Stored entries:
________
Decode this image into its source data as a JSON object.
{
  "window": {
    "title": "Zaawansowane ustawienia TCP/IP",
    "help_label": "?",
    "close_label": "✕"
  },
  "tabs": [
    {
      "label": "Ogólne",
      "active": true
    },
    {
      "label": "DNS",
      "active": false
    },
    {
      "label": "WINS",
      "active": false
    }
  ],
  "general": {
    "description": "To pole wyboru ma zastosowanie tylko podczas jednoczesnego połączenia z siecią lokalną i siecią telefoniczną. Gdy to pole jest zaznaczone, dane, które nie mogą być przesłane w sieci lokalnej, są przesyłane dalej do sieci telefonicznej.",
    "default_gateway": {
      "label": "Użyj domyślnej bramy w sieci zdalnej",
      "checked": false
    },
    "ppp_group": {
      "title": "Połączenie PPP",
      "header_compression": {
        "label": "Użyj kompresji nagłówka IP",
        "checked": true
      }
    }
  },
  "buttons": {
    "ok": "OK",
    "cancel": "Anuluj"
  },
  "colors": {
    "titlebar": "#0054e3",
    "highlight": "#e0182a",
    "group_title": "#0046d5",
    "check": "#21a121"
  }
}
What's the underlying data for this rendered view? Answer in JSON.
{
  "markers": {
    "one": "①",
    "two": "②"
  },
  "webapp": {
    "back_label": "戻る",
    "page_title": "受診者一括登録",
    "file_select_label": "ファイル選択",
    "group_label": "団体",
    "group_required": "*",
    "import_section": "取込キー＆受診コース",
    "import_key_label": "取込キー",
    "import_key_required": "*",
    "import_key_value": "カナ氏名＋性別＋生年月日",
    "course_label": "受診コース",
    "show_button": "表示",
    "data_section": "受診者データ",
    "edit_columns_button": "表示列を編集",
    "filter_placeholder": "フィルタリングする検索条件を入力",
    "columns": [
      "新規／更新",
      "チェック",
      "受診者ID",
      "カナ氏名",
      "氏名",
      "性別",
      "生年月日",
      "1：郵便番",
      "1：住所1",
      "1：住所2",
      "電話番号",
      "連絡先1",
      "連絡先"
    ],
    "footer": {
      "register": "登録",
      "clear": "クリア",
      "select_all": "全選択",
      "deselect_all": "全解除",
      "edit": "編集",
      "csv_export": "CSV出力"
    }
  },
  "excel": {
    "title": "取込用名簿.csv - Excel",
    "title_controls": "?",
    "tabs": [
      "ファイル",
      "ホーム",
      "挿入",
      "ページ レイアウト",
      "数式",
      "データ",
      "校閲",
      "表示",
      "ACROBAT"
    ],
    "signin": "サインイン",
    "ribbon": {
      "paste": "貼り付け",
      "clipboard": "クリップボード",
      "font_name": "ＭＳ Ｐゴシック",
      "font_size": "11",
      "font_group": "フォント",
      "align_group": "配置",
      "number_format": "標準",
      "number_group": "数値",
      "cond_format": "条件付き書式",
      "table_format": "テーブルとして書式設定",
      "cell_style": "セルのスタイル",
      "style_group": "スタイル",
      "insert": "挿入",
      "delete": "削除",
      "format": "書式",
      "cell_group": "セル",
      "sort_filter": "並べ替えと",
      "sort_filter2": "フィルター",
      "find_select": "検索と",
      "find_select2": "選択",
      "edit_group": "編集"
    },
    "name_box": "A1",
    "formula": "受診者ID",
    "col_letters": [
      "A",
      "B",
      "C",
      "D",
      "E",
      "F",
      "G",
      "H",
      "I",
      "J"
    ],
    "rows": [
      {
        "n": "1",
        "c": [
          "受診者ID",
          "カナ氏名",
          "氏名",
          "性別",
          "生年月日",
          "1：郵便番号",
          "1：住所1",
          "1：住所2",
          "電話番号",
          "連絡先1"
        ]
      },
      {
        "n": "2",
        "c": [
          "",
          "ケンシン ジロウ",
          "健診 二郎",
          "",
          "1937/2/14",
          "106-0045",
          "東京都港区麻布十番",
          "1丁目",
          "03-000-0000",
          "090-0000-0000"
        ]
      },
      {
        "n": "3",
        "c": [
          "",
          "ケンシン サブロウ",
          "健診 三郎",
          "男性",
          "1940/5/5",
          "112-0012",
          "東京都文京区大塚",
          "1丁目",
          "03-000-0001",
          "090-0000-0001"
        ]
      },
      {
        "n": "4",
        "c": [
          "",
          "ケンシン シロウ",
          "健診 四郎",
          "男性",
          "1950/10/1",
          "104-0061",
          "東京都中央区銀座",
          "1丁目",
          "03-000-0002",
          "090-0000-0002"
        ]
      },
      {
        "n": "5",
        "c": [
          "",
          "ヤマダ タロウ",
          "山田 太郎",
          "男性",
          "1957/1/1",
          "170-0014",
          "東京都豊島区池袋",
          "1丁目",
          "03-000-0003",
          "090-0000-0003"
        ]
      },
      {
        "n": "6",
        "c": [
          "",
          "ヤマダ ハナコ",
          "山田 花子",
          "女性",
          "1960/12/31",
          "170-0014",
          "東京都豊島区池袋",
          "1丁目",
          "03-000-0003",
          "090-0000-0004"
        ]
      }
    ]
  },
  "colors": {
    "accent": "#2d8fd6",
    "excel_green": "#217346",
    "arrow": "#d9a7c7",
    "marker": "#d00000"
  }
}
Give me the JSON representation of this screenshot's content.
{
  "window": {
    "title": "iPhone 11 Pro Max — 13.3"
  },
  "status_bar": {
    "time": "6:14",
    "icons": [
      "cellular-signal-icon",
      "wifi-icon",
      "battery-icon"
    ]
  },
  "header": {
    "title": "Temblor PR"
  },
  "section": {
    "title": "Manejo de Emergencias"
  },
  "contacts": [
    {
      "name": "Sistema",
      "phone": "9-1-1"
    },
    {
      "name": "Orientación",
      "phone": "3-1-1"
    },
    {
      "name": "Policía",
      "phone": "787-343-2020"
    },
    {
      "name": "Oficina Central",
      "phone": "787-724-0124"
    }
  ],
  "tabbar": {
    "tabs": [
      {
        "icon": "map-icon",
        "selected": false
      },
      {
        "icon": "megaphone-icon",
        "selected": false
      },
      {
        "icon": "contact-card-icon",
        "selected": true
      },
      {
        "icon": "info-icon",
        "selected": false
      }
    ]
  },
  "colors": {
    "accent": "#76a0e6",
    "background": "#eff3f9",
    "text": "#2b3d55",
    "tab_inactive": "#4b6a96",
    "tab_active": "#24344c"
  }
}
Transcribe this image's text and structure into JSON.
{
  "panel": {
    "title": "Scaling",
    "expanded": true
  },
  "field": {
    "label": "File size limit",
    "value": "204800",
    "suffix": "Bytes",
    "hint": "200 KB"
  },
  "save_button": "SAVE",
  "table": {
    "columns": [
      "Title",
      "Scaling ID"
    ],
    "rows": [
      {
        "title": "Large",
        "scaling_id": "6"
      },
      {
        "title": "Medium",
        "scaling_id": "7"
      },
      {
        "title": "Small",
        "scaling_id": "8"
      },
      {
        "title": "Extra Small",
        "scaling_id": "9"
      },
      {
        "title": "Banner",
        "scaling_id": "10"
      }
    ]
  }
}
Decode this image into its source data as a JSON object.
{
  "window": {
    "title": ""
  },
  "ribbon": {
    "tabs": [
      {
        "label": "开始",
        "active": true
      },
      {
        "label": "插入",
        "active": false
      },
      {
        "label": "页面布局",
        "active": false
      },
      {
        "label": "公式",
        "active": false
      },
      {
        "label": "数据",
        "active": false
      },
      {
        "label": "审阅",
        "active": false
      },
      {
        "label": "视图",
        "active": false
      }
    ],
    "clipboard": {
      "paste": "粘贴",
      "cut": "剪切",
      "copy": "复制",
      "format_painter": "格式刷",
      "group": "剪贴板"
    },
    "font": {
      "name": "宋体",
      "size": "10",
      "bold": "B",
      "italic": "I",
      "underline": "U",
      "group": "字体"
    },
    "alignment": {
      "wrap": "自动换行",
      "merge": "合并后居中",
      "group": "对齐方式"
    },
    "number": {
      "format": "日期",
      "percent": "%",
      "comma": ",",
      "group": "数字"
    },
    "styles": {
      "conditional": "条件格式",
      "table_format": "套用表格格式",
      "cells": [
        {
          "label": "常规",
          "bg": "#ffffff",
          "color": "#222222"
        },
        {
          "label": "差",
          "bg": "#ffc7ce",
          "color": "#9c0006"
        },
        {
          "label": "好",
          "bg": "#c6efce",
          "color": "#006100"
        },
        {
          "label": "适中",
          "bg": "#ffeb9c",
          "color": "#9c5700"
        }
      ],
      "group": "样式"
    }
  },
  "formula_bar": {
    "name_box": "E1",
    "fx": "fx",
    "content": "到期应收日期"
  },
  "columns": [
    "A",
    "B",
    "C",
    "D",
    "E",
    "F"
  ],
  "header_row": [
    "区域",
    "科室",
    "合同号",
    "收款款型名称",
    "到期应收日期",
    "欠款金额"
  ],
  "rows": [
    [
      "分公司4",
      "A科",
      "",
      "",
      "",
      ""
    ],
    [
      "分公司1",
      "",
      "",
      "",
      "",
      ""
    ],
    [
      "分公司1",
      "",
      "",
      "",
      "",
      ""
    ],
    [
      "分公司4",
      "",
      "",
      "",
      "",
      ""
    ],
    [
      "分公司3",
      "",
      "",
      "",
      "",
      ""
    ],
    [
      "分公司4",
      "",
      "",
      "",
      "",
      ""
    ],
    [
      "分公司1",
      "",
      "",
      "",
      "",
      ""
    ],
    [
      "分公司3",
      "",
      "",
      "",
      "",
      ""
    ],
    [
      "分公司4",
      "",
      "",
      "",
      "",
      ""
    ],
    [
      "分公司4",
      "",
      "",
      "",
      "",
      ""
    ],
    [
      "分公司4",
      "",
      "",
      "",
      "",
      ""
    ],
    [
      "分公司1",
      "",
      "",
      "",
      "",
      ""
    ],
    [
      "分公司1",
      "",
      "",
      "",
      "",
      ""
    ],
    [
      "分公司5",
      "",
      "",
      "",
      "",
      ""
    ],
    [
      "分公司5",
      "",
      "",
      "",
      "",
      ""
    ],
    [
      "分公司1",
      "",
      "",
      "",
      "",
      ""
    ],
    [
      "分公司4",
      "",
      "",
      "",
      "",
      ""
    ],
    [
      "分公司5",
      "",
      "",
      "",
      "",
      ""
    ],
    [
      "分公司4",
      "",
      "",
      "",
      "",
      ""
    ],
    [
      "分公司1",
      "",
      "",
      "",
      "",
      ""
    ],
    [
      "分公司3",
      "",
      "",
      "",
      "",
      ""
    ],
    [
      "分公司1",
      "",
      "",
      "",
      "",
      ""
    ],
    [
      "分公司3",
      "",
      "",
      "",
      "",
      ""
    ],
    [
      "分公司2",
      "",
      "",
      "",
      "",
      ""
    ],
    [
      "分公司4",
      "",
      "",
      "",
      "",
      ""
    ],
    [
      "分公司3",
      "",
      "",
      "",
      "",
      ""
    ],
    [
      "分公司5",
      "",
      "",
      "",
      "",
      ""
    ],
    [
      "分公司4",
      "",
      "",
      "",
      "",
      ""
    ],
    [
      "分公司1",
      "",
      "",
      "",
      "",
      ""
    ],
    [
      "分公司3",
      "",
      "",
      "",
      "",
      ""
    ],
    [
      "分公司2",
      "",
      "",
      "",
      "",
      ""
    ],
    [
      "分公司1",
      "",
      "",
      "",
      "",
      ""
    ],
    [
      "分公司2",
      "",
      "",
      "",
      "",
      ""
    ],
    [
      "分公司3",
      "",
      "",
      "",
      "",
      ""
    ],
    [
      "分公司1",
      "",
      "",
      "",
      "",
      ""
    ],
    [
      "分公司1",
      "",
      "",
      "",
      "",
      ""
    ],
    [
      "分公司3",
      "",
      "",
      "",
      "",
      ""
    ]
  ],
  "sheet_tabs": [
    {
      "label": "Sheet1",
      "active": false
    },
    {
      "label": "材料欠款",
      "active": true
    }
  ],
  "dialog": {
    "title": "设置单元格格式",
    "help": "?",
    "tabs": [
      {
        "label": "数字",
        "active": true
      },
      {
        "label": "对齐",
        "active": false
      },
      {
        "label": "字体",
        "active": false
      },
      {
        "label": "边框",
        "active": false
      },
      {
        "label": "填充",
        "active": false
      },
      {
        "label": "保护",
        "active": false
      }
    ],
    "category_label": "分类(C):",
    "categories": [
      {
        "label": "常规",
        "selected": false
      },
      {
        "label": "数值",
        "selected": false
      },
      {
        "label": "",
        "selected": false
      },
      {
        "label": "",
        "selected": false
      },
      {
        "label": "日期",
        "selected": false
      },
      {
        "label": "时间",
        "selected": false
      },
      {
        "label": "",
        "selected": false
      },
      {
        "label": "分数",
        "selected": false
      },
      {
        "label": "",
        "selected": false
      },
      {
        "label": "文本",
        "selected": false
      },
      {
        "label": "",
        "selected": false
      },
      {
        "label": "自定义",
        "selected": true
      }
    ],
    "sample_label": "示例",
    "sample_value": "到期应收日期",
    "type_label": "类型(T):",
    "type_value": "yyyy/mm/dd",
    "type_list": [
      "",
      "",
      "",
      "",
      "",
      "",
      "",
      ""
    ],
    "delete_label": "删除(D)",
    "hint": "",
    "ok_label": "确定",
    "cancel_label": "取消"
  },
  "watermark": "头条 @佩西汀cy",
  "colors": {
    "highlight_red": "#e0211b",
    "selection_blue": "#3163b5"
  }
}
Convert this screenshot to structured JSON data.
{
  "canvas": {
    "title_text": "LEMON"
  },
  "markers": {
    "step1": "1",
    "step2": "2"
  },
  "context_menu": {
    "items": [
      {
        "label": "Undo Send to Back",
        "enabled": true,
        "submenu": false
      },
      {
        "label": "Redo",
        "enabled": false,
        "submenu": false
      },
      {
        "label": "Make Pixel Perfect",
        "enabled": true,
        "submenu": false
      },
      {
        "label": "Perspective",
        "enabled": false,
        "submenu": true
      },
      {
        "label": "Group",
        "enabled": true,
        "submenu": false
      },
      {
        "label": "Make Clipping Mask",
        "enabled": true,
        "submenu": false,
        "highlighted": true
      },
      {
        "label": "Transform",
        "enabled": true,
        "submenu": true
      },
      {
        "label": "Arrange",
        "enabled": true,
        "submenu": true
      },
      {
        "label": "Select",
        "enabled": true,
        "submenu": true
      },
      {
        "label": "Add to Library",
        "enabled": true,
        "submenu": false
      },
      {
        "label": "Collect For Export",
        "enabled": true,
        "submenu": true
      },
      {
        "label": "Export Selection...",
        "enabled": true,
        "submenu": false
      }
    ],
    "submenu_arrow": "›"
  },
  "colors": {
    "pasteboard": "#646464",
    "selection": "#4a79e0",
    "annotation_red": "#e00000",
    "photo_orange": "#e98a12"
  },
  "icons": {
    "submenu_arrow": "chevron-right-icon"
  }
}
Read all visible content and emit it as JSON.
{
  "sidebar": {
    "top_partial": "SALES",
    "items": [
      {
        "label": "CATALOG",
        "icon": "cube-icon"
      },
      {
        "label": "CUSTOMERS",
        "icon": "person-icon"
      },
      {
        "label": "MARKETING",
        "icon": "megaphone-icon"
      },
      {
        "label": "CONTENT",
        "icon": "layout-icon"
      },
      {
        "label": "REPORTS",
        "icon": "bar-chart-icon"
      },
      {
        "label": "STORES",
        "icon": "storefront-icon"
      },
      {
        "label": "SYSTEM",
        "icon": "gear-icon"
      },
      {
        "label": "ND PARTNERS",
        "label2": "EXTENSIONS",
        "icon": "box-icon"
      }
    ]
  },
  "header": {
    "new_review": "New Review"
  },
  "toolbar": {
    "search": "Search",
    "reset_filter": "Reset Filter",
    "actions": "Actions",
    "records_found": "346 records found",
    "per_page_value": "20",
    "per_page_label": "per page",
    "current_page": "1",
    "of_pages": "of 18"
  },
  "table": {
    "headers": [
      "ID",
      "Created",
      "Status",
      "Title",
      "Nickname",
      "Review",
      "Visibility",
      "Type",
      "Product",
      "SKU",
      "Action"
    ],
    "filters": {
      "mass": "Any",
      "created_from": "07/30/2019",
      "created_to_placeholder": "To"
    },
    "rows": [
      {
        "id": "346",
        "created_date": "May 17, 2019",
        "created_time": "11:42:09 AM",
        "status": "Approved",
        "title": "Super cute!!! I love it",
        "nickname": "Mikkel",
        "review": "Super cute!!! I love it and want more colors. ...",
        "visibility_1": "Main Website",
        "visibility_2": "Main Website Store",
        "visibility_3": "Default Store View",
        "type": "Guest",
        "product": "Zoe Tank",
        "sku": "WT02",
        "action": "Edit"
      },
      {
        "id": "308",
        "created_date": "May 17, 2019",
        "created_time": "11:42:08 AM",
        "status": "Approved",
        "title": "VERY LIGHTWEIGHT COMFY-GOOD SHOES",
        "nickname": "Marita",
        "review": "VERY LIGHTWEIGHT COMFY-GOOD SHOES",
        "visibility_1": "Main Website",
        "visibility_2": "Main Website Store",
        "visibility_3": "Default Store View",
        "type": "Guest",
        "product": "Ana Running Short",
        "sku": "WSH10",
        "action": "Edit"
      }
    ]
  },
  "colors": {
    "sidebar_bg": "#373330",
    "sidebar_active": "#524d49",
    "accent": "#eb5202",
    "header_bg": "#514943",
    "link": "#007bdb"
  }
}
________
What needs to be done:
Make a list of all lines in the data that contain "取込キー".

Answer for the task:
    "import_section": "取込キー＆受診コース",
    "import_key_label": "取込キー",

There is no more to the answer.